A Dream Denied for Vegalta Sendai

While failing to win the J-League football championship, the team has much to be proud of.

There wasn’t a fairy tale ending. For awhile, it looked like it was going to happen, but it turned out that the players of Vegalta Sendai are not the football champions of Japan. Instead, Sanfrecce Hiroshima came out on top to take the trophy.

The J-League is the number one league in Asia but has never been won by the team from Sendai. It has never traditionally been a contender. Most of the team’s history has been spent in the lower leagues with six of the seven seasons before 2011 spent in the J2, the country’s second tier.

Most thought that the mini fairytale came in 2011. Sendai was the closest big city to the epicenter of the devastating earthquake and tsunami of March 2011. Most of the surrounding region was severely affected.

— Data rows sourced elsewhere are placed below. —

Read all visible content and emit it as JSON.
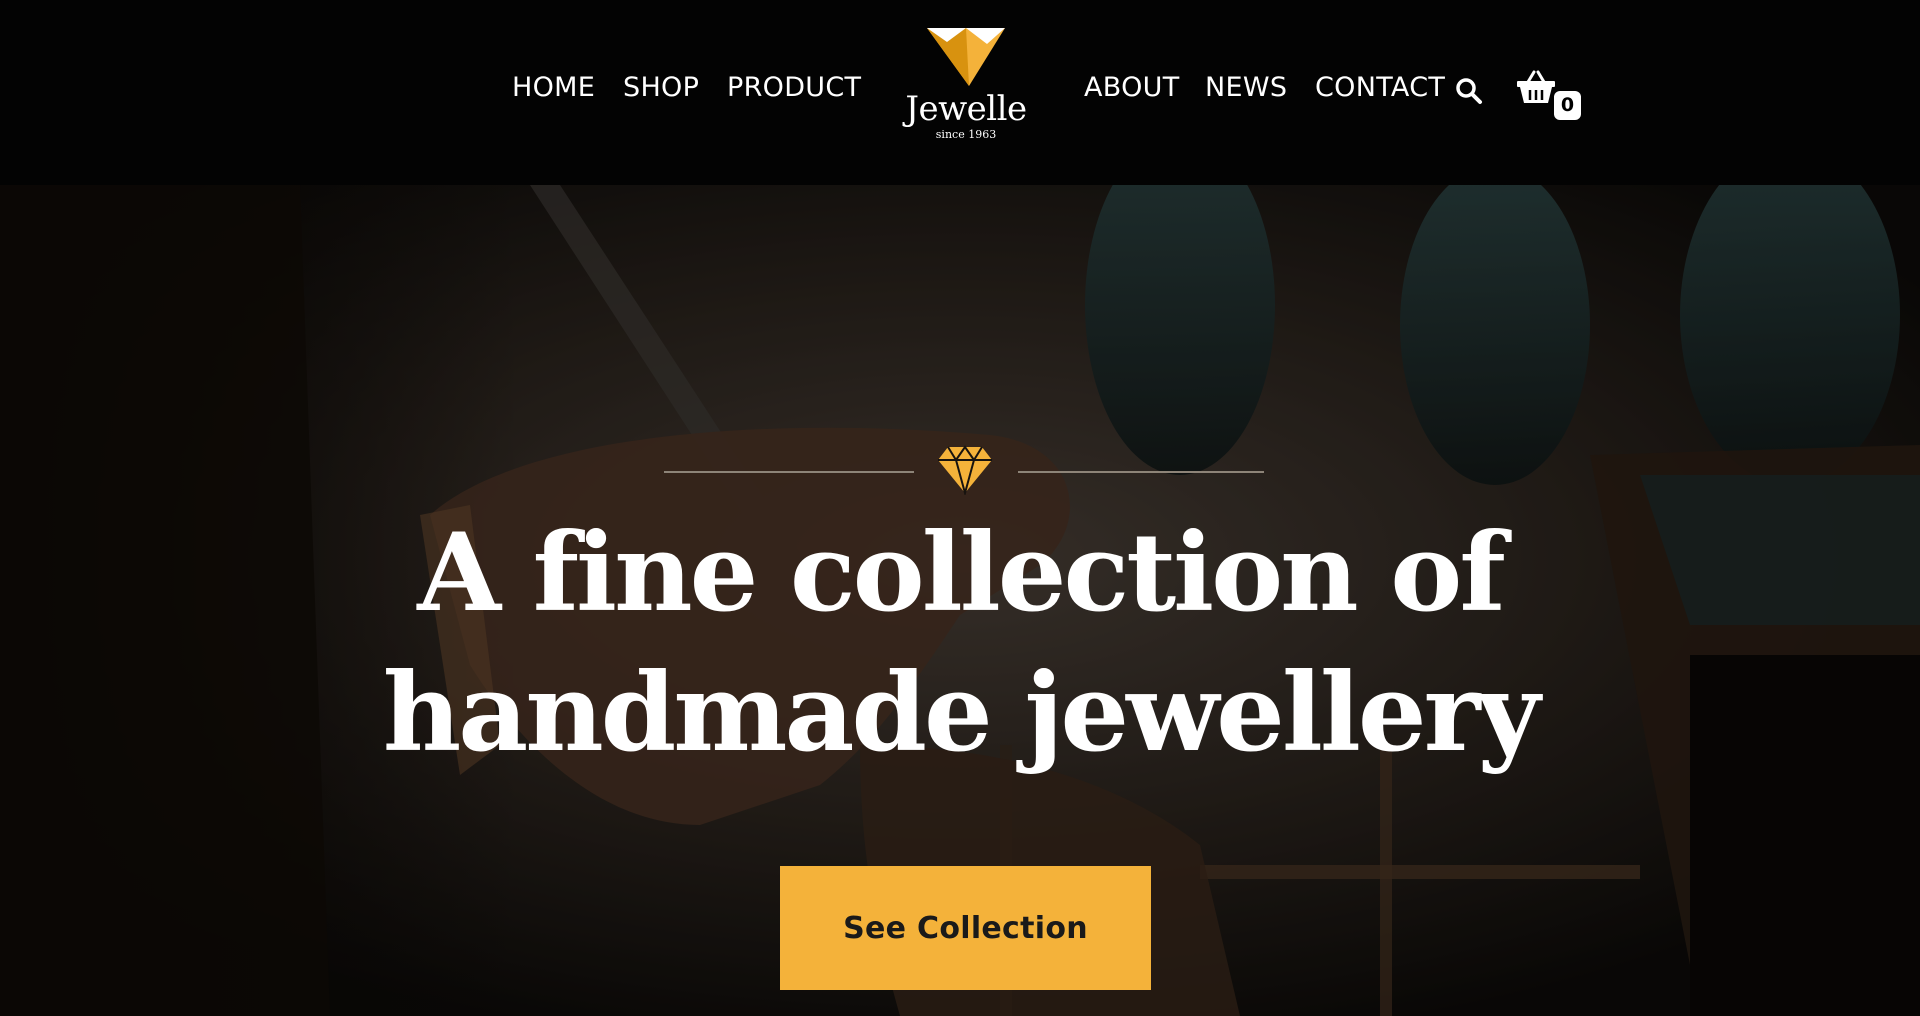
{
  "colors": {
    "accent": "#f4b23a",
    "header_bg": "#030303",
    "text": "#ffffff"
  },
  "nav": {
    "left": [
      {
        "label": "HOME"
      },
      {
        "label": "SHOP"
      },
      {
        "label": "PRODUCT"
      }
    ],
    "right": [
      {
        "label": "ABOUT"
      },
      {
        "label": "NEWS"
      },
      {
        "label": "CONTACT"
      }
    ]
  },
  "logo": {
    "name": "Jewelle",
    "tagline": "since 1963",
    "icon": "diamond-logo-icon"
  },
  "header_icons": {
    "search": "search-icon",
    "cart": "basket-icon",
    "cart_count": "0"
  },
  "hero": {
    "divider_icon": "diamond-icon",
    "title_line1": "A fine collection of",
    "title_line2": "handmade jewellery",
    "cta_label": "See Collection"
  }
}
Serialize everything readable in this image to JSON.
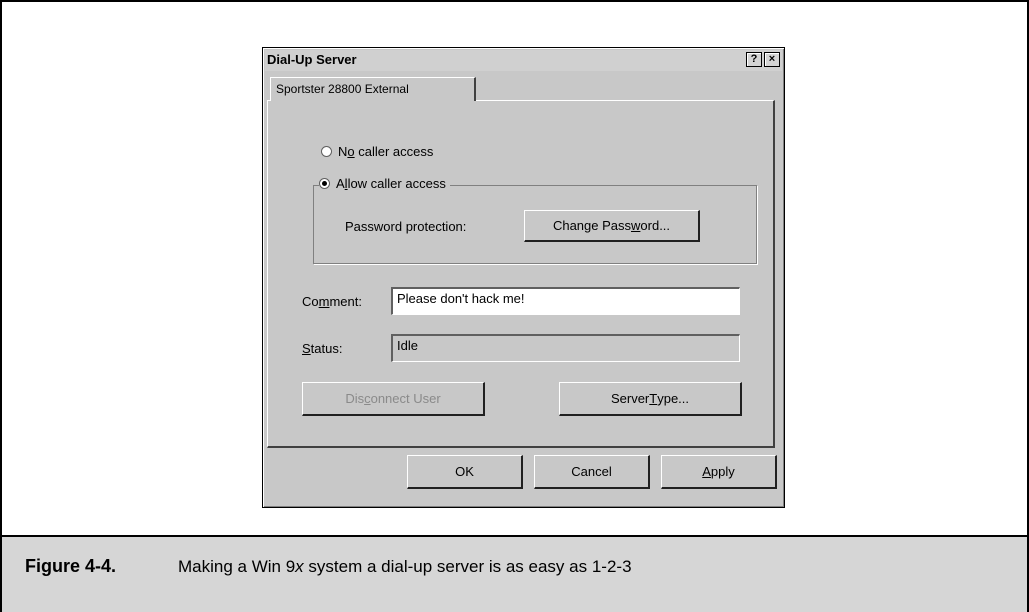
{
  "dialog": {
    "title": "Dial-Up Server",
    "help_label": "?",
    "close_label": "×",
    "tab_label": "Sportster 28800 External"
  },
  "access": {
    "no_caller_parts": [
      "N",
      "o",
      " caller access"
    ],
    "allow_caller_parts": [
      "A",
      "l",
      "low caller access"
    ],
    "selected": "allow"
  },
  "password": {
    "label": "Password protection:",
    "button_parts": [
      "Change Pass",
      "w",
      "ord..."
    ]
  },
  "comment": {
    "label_parts": [
      "Co",
      "m",
      "ment:"
    ],
    "value": "Please don't hack me!"
  },
  "status": {
    "label_parts": [
      "",
      "S",
      "tatus:"
    ],
    "value": "Idle"
  },
  "actions": {
    "disconnect_parts": [
      "Dis",
      "c",
      "onnect User"
    ],
    "server_type_parts": [
      "Server ",
      "T",
      "ype..."
    ]
  },
  "footer": {
    "ok": "OK",
    "cancel": "Cancel",
    "apply_parts": [
      "",
      "A",
      "pply"
    ]
  },
  "caption": {
    "number": "Figure 4-4.",
    "text_before": "Making a Win 9",
    "text_italic": "x",
    "text_after": " system a dial-up server is as easy as 1-2-3"
  }
}
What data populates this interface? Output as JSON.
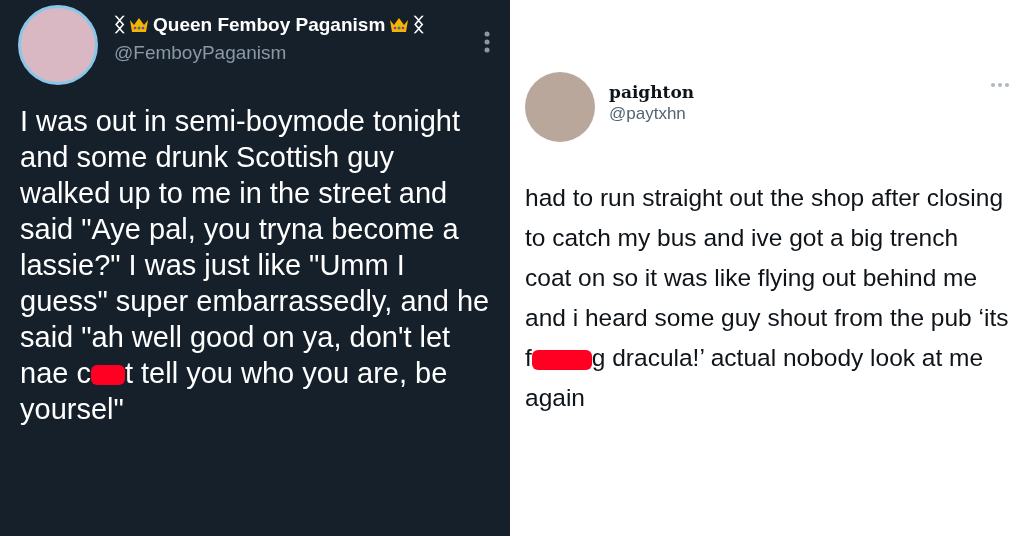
{
  "tweets": [
    {
      "kind": "dark",
      "name_prefix": "ᛝ",
      "name": "Queen Femboy Paganism",
      "name_suffix": "ᛝ",
      "handle": "@FemboyPaganism",
      "body": [
        {
          "kind": "text",
          "text": "I was out in semi-boymode tonight and some drunk Scottish guy walked up to me in the street and said \"Aye pal, you tryna become a lassie?\" I was just like \"Umm I guess\" super embarrassedly, and he said \"ah well good on ya, don't let nae c"
        },
        {
          "kind": "redaction"
        },
        {
          "kind": "text",
          "text": "t tell you who you are, be yoursel\""
        }
      ]
    },
    {
      "kind": "light",
      "name": "paighton",
      "handle": "@paytxhn",
      "body": [
        {
          "kind": "text",
          "text": "had to run straight out the shop after closing to catch my bus and ive got a big trench coat on so it was like flying out behind me and i heard some guy shout from the pub ‘its f"
        },
        {
          "kind": "redaction"
        },
        {
          "kind": "text",
          "text": "g dracula!’ actual nobody look at me again"
        }
      ]
    }
  ]
}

The team’s stadium was damaged and work had to be done around the clock to get it ready for the first home game at the end of April, following the resumption of the J-league which had been suspended for six weeks. Even then, fans were told not to bounce too much when the action resumed.

In the past, there had not been much call for bouncing of any kind. Vegalta Sendai had, for years, not been much more than an afterthought in Japanese football.

Yet, in 2011, after the resumption of the league, Sendai seemed on the rise.

For awhile, the team occupied the hitherto heady heights of the top spot. It didn’t last, nobody thought it would, but still, the team surprised the whole of football by finishing fourth.

Most assumed that the run of good results was due, at least to the wave of emotion that carried the team forward.

By the time the new season started back in March, that had all been forgotten, but Sendai had improved and found a new level of consistency.

For large parts of the season, fans became increasingly excited as their team topped the table and was battling it out with Sanfrecce Hiroshima.

Going into the penultimate game, Sendai had to defeat Albirex Niigata to keep their hopes alive.

"The only game we lost at home this season was against Shimizu when it hailed,''said coach Makoto Teguramori. "We rarely lose at home so we feel confident we can keep the title chase alive. We'll build on the strength of our supporters to fight to the end.''

"We were determined to be the symbol of hope for the entire region,'' Teguramori said. "Many people saw us as a reason to live, so we have tried to prove them right. By winning we can encourage them.''

Unfortunately for Sendai and its fans, the team just couldn’t take that final step and lost at home to Niigata while at the opposite end of the country, Hiroshima defeated Cerezo Osaka 4-1 to take the trophy.

“When I realised the title was ours, my mind went blank,” said Sanfrecce midfielder Koji Morisaki. “But I’m just really delighted. We’ve been through some tough patches, but today we got our reward. I’m so happy that I was born and raised in Hiroshima and could play football for Sanfrecce.”